**** GIVEN ENTRIES

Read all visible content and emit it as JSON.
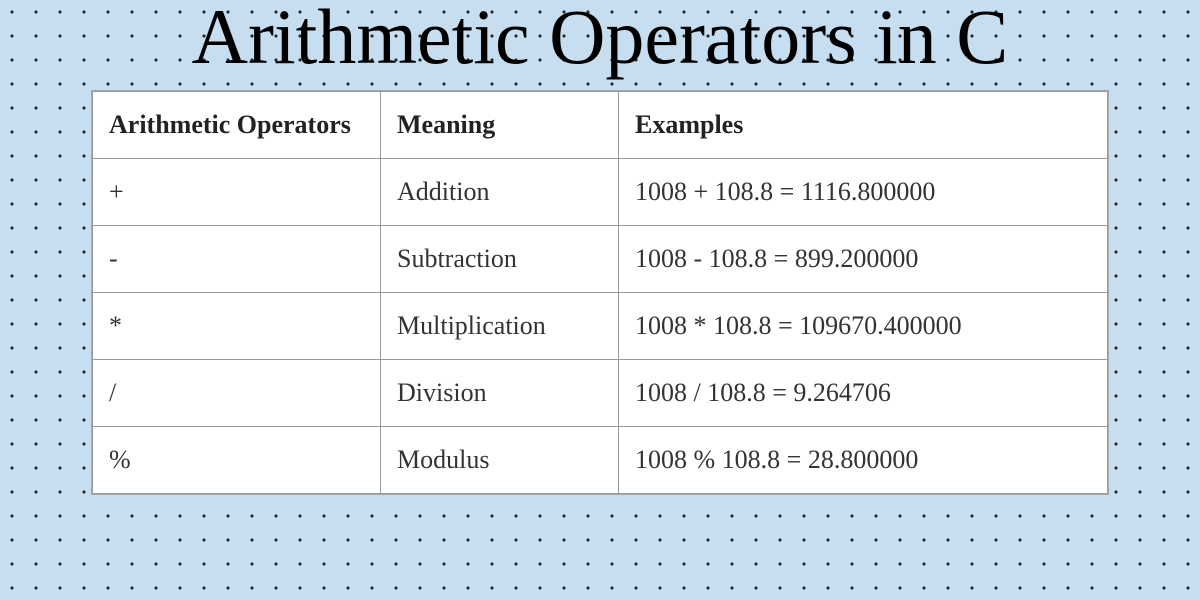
{
  "title": "Arithmetic Operators in C",
  "table": {
    "headers": {
      "operator": "Arithmetic Operators",
      "meaning": "Meaning",
      "examples": "Examples"
    },
    "rows": [
      {
        "operator": "+",
        "meaning": "Addition",
        "example": "1008 + 108.8 = 1116.800000"
      },
      {
        "operator": "-",
        "meaning": "Subtraction",
        "example": "1008 - 108.8 = 899.200000"
      },
      {
        "operator": "*",
        "meaning": "Multiplication",
        "example": "1008 * 108.8 = 109670.400000"
      },
      {
        "operator": "/",
        "meaning": "Division",
        "example": "1008 / 108.8 = 9.264706"
      },
      {
        "operator": "%",
        "meaning": "Modulus",
        "example": "1008 % 108.8 = 28.800000"
      }
    ]
  },
  "chart_data": {
    "type": "table",
    "title": "Arithmetic Operators in C",
    "columns": [
      "Arithmetic Operators",
      "Meaning",
      "Examples"
    ],
    "rows": [
      [
        "+",
        "Addition",
        "1008 + 108.8 = 1116.800000"
      ],
      [
        "-",
        "Subtraction",
        "1008 - 108.8 = 899.200000"
      ],
      [
        "*",
        "Multiplication",
        "1008 * 108.8 = 109670.400000"
      ],
      [
        "/",
        "Division",
        "1008 / 108.8 = 9.264706"
      ],
      [
        "%",
        "Modulus",
        "1008 % 108.8 = 28.800000"
      ]
    ]
  }
}
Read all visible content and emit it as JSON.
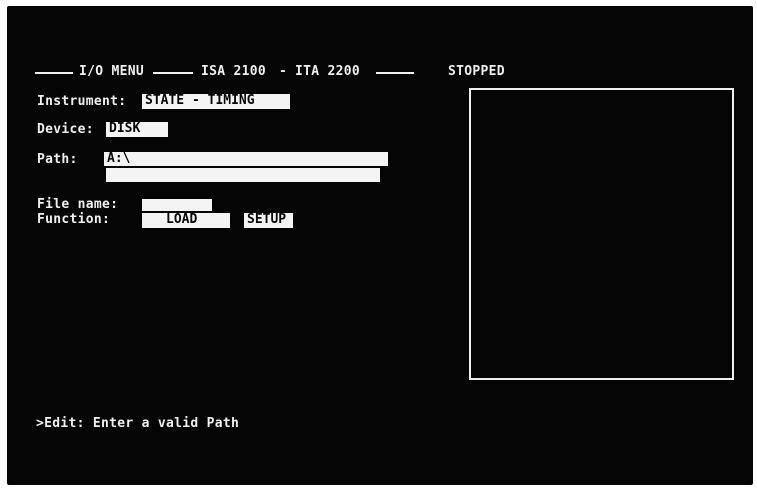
{
  "header": {
    "menu_title": "I/O MENU",
    "isa_model": "ISA 2100",
    "separator": "-",
    "ita_model": "ITA 2200",
    "status": "STOPPED"
  },
  "form": {
    "instrument_label": "Instrument:",
    "instrument_value": "STATE - TIMING",
    "device_label": "Device:",
    "device_value": "DISK",
    "path_label": "Path:",
    "path_value": "A:\\",
    "file_name_label": "File name:",
    "file_name_value": "",
    "function_label": "Function:",
    "function_load": "LOAD",
    "function_setup": "SETUP"
  },
  "prompt": {
    "message": ">Edit: Enter a valid Path"
  },
  "colors": {
    "background": "#050505",
    "foreground": "#f0f0f0"
  }
}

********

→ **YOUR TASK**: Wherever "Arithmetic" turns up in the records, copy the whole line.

→ **EXERCISE SOLUTION**:
  "title": "Arithmetic Operators in C",
      "operator": "Arithmetic Operators",
    "title": "Arithmetic Operators in C",
      "Arithmetic Operators",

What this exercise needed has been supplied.